Planning a wedding in a country that isn’t the United States proved to be an interesting challenge.

Thankfully, my husband did a lot of the verbal and written work, negotiating the church, minister, ceremony, organist, and reception via email and phone.


My perfect bouquet, crafted by my mother.

My mother is a professional wedding planner in Texas, where the wedding business is something like a billion dollar industry with lawyers and contracts and a lot of crying. When you have a wedding, you have any number of vendors working for you for a premium, and they all have different needs, and you have to sign a lot of papers that say you will or won’t do this or that, or you will be out by such-and-such time, or you have two hours to set up and not one second more.

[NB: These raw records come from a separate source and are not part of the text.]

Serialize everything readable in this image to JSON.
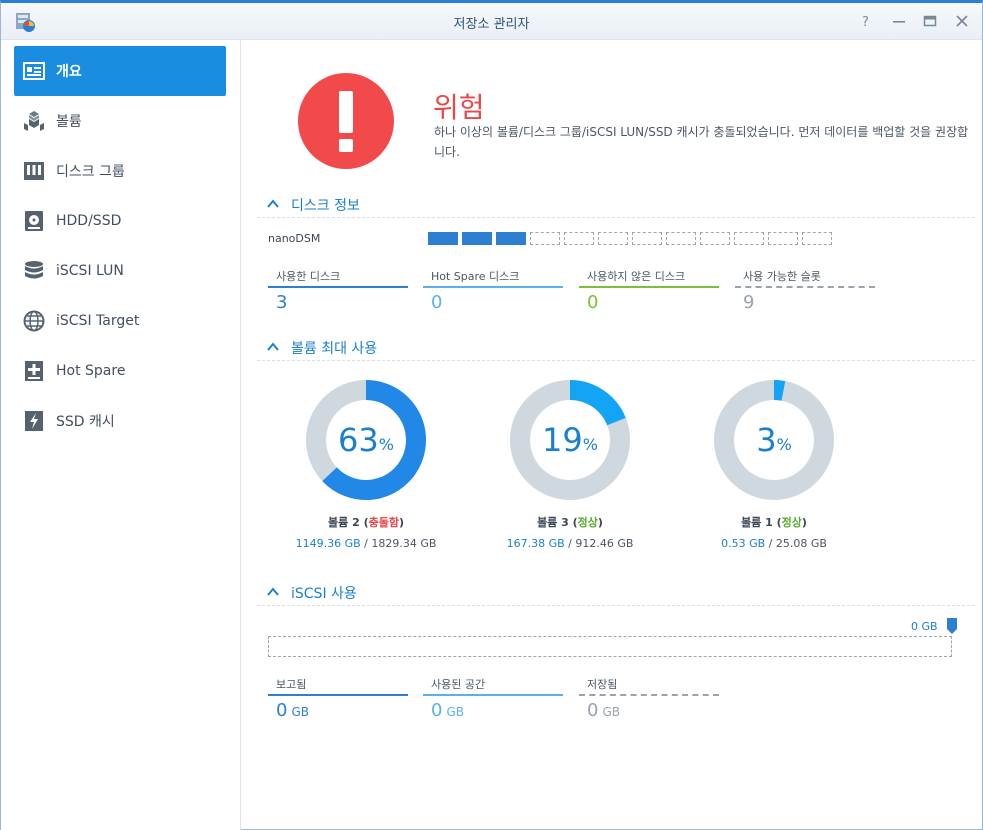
{
  "window": {
    "title": "저장소 관리자"
  },
  "sidebar": {
    "items": [
      {
        "label": "개요",
        "icon": "overview-icon",
        "active": true
      },
      {
        "label": "볼륨",
        "icon": "volume-icon"
      },
      {
        "label": "디스크 그룹",
        "icon": "disk-group-icon"
      },
      {
        "label": "HDD/SSD",
        "icon": "hdd-icon"
      },
      {
        "label": "iSCSI LUN",
        "icon": "iscsi-lun-icon"
      },
      {
        "label": "iSCSI Target",
        "icon": "iscsi-target-icon"
      },
      {
        "label": "Hot Spare",
        "icon": "hot-spare-icon"
      },
      {
        "label": "SSD 캐시",
        "icon": "ssd-cache-icon"
      }
    ]
  },
  "status": {
    "title": "위험",
    "description": "하나 이상의 볼륨/디스크 그룹/iSCSI LUN/SSD 캐시가 충돌되었습니다. 먼저 데이터를 백업할 것을 권장합니다."
  },
  "disk_info": {
    "heading": "디스크 정보",
    "host": "nanoDSM",
    "slots_used": 3,
    "slots_total": 12,
    "stats": [
      {
        "label": "사용한 디스크",
        "value": "3",
        "color": "#2d7fd2"
      },
      {
        "label": "Hot Spare 디스크",
        "value": "0",
        "color": "#5ab0ea"
      },
      {
        "label": "사용하지 않은 디스크",
        "value": "0",
        "color": "#7bbf3a"
      },
      {
        "label": "사용 가능한 슬롯",
        "value": "9",
        "color": "#9aa3ad"
      }
    ]
  },
  "volume_usage": {
    "heading": "볼륨 최대 사용",
    "volumes": [
      {
        "name": "볼륨 2",
        "status": "충돌함",
        "status_color": "#e84848",
        "percent": 63,
        "percent_text": "63",
        "pct_sign": "%",
        "used": "1149.36 GB",
        "total": "1829.34 GB"
      },
      {
        "name": "볼륨 3",
        "status": "정상",
        "status_color": "#5aa832",
        "percent": 19,
        "percent_text": "19",
        "pct_sign": "%",
        "used": "167.38 GB",
        "total": "912.46 GB"
      },
      {
        "name": "볼륨 1",
        "status": "정상",
        "status_color": "#5aa832",
        "percent": 3,
        "percent_text": "3",
        "pct_sign": "%",
        "used": "0.53 GB",
        "total": "25.08 GB"
      }
    ]
  },
  "iscsi": {
    "heading": "iSCSI 사용",
    "usage_label": "0 GB",
    "stats": [
      {
        "label": "보고됨",
        "value": "0",
        "unit": "GB",
        "color": "#2d7fd2"
      },
      {
        "label": "사용된 공간",
        "value": "0",
        "unit": "GB",
        "color": "#5ab0ea"
      },
      {
        "label": "저장됨",
        "value": "0",
        "unit": "GB",
        "color": "#9aa3ad"
      }
    ]
  },
  "colors": {
    "accent": "#1a8de0",
    "danger": "#f24a4a",
    "donut_track": "#cfd7df",
    "donut_fill_dark": "#2288e8",
    "donut_fill_light": "#13a4f5"
  }
}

As I found out along the way, Norway is a completely different story. The reception venue, the church, the photographer (all of which were wonderful, by the way) — we didn’t sign a contract for any of these. Some emails went back and forth, some phone calls happened, and that was it. We had a church. We had an organist and a church servant and a minister. We had a reception venue with a plated steak dinner, and hey, they even threw in some floral decor for no additional cost. Not only that, but even though we told them we wanted to be done by 7:30pm, they told us we could stay as long as we wanted and they would keep the bar open for our guests. They profit, we hang out longer, everyone wins.


The Slagen Kirke altar area

There were challenges of course, as I mentioned. The area where I was particularly baffled was the terminology. I couldn’t find a central, all-inclusive etiquette guide for Norwegian weddings anywhere. In the United States, I’m pretty sure any Barnes & Noble Bookstore is going to have an entire section dedicated to wedding planning, including volumes of worksheets and fill-it-in planners. The internet abounds with guides for American weddings. All I wanted was to know what people usually put in the program, and what all that stuff is called in Norwegian.

Perhaps (or perhaps not), then, my calling is to make such a site. There are websites that have a few venues listed in this or that town, and a review or two, and some slightly blurry photos, and some kind of skewed budget estimator, but that was all I could find. Norwegian wedding program templates were definitely hiding somewhere as yet uncovered. There also exists a forum site where Norwegian brides can ask questions and get help, but I didn’t find it particularly insightful for my personal needs.

Maybe a series of posts is in order, detailing how to plan a wedding in Norway. Maybe not. Regardless, it was so beautiful, and involved far less money and crying than planning a wedding in the United States.